| WORK ORDER |
Restate the listing below word for word, omitting any images.

| RECORDS SHOWN |
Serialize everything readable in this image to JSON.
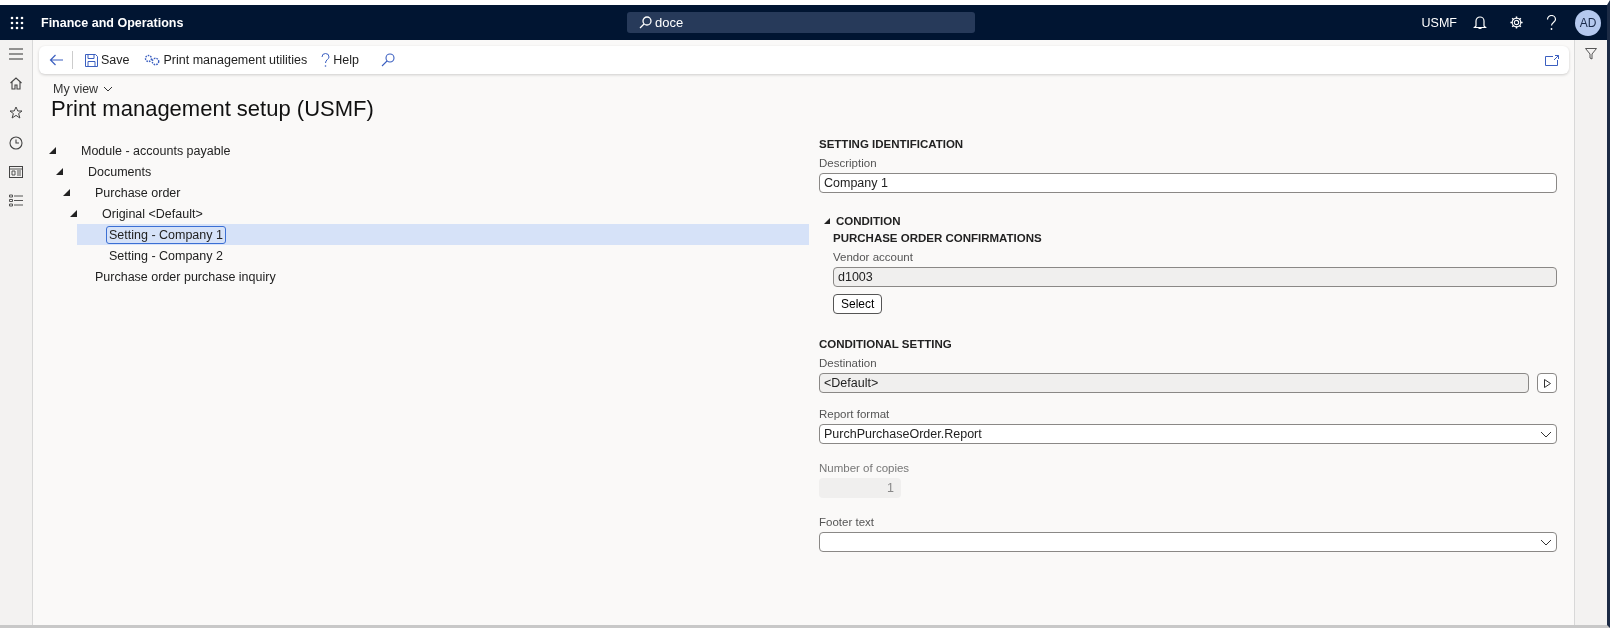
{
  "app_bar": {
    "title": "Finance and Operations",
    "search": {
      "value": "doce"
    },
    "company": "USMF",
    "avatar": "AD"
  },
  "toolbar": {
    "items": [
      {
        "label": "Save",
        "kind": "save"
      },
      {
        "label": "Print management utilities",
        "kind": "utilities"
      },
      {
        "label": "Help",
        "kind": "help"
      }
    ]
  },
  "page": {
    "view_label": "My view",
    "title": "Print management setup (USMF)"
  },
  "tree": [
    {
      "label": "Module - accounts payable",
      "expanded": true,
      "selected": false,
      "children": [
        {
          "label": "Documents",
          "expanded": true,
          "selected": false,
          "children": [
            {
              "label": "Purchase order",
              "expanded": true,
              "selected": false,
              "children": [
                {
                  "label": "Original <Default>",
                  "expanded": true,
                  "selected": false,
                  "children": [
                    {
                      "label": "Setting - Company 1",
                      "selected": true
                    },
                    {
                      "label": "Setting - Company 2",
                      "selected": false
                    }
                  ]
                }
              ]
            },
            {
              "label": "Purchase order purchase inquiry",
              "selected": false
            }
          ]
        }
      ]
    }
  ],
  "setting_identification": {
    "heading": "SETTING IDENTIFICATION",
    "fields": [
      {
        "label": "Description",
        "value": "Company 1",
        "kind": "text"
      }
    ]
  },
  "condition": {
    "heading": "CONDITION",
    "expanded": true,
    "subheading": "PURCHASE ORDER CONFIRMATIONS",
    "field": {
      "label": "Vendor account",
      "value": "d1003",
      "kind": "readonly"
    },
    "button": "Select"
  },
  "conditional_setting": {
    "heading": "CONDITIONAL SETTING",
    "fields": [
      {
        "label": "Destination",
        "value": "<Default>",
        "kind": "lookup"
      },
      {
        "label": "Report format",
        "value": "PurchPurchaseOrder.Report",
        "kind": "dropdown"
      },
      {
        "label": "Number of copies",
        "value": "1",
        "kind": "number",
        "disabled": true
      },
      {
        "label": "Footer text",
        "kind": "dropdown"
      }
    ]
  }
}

| TASK RESULT |
Serialize everything readable in this image to JSON.
{
  "app_bar": {
    "title": "Finance and Operations",
    "search": {
      "value": "doce"
    },
    "company": "USMF",
    "avatar": "AD"
  },
  "toolbar": {
    "items": [
      {
        "label": "Save",
        "kind": "save"
      },
      {
        "label": "Print management utilities",
        "kind": "utilities"
      },
      {
        "label": "Help",
        "kind": "help"
      }
    ]
  },
  "page": {
    "view_label": "My view",
    "title": "Print management setup (USMF)"
  },
  "tree": [
    {
      "label": "Module - accounts payable",
      "expanded": true,
      "selected": false,
      "children": [
        {
          "label": "Documents",
          "expanded": true,
          "selected": false,
          "children": [
            {
              "label": "Purchase order",
              "expanded": true,
              "selected": false,
              "children": [
                {
                  "label": "Original <Default>",
                  "expanded": true,
                  "selected": false,
                  "children": [
                    {
                      "label": "Setting - Company 1",
                      "selected": true
                    },
                    {
                      "label": "Setting - Company 2",
                      "selected": false
                    }
                  ]
                }
              ]
            },
            {
              "label": "Purchase order purchase inquiry",
              "selected": false
            }
          ]
        }
      ]
    }
  ],
  "setting_identification": {
    "heading": "SETTING IDENTIFICATION",
    "fields": [
      {
        "label": "Description",
        "value": "Company 1",
        "kind": "text"
      }
    ]
  },
  "condition": {
    "heading": "CONDITION",
    "expanded": true,
    "subheading": "PURCHASE ORDER CONFIRMATIONS",
    "field": {
      "label": "Vendor account",
      "value": "d1003",
      "kind": "readonly"
    },
    "button": "Select"
  },
  "conditional_setting": {
    "heading": "CONDITIONAL SETTING",
    "fields": [
      {
        "label": "Destination",
        "value": "<Default>",
        "kind": "lookup"
      },
      {
        "label": "Report format",
        "value": "PurchPurchaseOrder.Report",
        "kind": "dropdown"
      },
      {
        "label": "Number of copies",
        "value": "1",
        "kind": "number",
        "disabled": true
      },
      {
        "label": "Footer text",
        "kind": "dropdown"
      }
    ]
  }
}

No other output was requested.